Instructions to follow: Repeat the records. Keep every word and mark exactly as it is.

(Dataset excerpts)
-=-=-=-=-

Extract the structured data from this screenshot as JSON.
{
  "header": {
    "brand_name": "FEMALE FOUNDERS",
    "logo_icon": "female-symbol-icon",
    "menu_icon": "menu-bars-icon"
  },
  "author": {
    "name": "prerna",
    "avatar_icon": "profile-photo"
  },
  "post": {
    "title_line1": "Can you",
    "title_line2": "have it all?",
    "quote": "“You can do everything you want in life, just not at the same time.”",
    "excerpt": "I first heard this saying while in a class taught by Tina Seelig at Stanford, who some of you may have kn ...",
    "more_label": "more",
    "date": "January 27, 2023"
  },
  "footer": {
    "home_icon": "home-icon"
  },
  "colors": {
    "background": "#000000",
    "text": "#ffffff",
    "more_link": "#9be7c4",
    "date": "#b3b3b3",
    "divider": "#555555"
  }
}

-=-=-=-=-

Answer space:
Extract the structured data from this screenshot as JSON.
{
  "header": {
    "brand_name": "FEMALE FOUNDERS",
    "logo_icon": "female-symbol-icon",
    "menu_icon": "menu-bars-icon"
  },
  "author": {
    "name": "prerna",
    "avatar_icon": "profile-photo"
  },
  "post": {
    "title_line1": "Can you",
    "title_line2": "have it all?",
    "quote": "“You can do everything you want in life, just not at the same time.”",
    "excerpt": "I first heard this saying while in a class taught by Tina Seelig at Stanford, who some of you may have kn ...",
    "more_label": "more",
    "date": "January 27, 2023"
  },
  "footer": {
    "home_icon": "home-icon"
  },
  "colors": {
    "background": "#000000",
    "text": "#ffffff",
    "more_link": "#9be7c4",
    "date": "#b3b3b3",
    "divider": "#555555"
  }
}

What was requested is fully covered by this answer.